---------- Material for this exercise ----------

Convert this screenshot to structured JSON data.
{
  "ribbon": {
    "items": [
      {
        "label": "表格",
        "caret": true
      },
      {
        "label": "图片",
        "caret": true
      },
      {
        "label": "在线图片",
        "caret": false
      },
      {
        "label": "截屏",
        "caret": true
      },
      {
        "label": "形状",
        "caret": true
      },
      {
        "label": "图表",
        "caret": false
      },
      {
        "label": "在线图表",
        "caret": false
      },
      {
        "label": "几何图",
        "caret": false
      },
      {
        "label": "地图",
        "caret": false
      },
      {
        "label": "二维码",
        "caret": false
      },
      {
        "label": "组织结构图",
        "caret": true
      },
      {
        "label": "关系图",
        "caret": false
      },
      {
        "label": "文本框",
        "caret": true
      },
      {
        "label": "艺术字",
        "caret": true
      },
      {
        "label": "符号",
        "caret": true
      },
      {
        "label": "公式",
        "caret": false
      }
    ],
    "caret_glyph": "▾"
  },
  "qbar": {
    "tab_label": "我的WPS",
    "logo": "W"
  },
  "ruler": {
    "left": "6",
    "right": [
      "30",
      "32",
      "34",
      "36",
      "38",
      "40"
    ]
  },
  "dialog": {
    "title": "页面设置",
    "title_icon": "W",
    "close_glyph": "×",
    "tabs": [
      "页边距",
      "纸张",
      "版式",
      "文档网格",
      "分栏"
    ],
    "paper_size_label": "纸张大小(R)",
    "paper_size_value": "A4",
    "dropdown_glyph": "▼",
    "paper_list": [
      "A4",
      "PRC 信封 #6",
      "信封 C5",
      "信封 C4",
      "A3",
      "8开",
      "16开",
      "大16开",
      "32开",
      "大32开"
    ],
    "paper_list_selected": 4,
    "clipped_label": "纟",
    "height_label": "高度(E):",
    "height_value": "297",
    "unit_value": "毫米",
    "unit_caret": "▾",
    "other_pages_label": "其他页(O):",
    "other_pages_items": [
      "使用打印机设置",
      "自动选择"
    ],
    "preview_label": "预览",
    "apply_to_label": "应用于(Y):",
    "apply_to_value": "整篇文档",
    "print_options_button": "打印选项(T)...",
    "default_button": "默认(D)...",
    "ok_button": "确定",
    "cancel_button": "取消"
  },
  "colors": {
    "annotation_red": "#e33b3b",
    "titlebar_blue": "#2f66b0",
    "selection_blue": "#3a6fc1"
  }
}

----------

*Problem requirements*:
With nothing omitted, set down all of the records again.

*Exercise result*:
Convert this screenshot to structured JSON data.
{
  "ribbon": {
    "items": [
      {
        "label": "表格",
        "caret": true
      },
      {
        "label": "图片",
        "caret": true
      },
      {
        "label": "在线图片",
        "caret": false
      },
      {
        "label": "截屏",
        "caret": true
      },
      {
        "label": "形状",
        "caret": true
      },
      {
        "label": "图表",
        "caret": false
      },
      {
        "label": "在线图表",
        "caret": false
      },
      {
        "label": "几何图",
        "caret": false
      },
      {
        "label": "地图",
        "caret": false
      },
      {
        "label": "二维码",
        "caret": false
      },
      {
        "label": "组织结构图",
        "caret": true
      },
      {
        "label": "关系图",
        "caret": false
      },
      {
        "label": "文本框",
        "caret": true
      },
      {
        "label": "艺术字",
        "caret": true
      },
      {
        "label": "符号",
        "caret": true
      },
      {
        "label": "公式",
        "caret": false
      }
    ],
    "caret_glyph": "▾"
  },
  "qbar": {
    "tab_label": "我的WPS",
    "logo": "W"
  },
  "ruler": {
    "left": "6",
    "right": [
      "30",
      "32",
      "34",
      "36",
      "38",
      "40"
    ]
  },
  "dialog": {
    "title": "页面设置",
    "title_icon": "W",
    "close_glyph": "×",
    "tabs": [
      "页边距",
      "纸张",
      "版式",
      "文档网格",
      "分栏"
    ],
    "paper_size_label": "纸张大小(R)",
    "paper_size_value": "A4",
    "dropdown_glyph": "▼",
    "paper_list": [
      "A4",
      "PRC 信封 #6",
      "信封 C5",
      "信封 C4",
      "A3",
      "8开",
      "16开",
      "大16开",
      "32开",
      "大32开"
    ],
    "paper_list_selected": 4,
    "clipped_label": "纟",
    "height_label": "高度(E):",
    "height_value": "297",
    "unit_value": "毫米",
    "unit_caret": "▾",
    "other_pages_label": "其他页(O):",
    "other_pages_items": [
      "使用打印机设置",
      "自动选择"
    ],
    "preview_label": "预览",
    "apply_to_label": "应用于(Y):",
    "apply_to_value": "整篇文档",
    "print_options_button": "打印选项(T)...",
    "default_button": "默认(D)...",
    "ok_button": "确定",
    "cancel_button": "取消"
  },
  "colors": {
    "annotation_red": "#e33b3b",
    "titlebar_blue": "#2f66b0",
    "selection_blue": "#3a6fc1"
  }
}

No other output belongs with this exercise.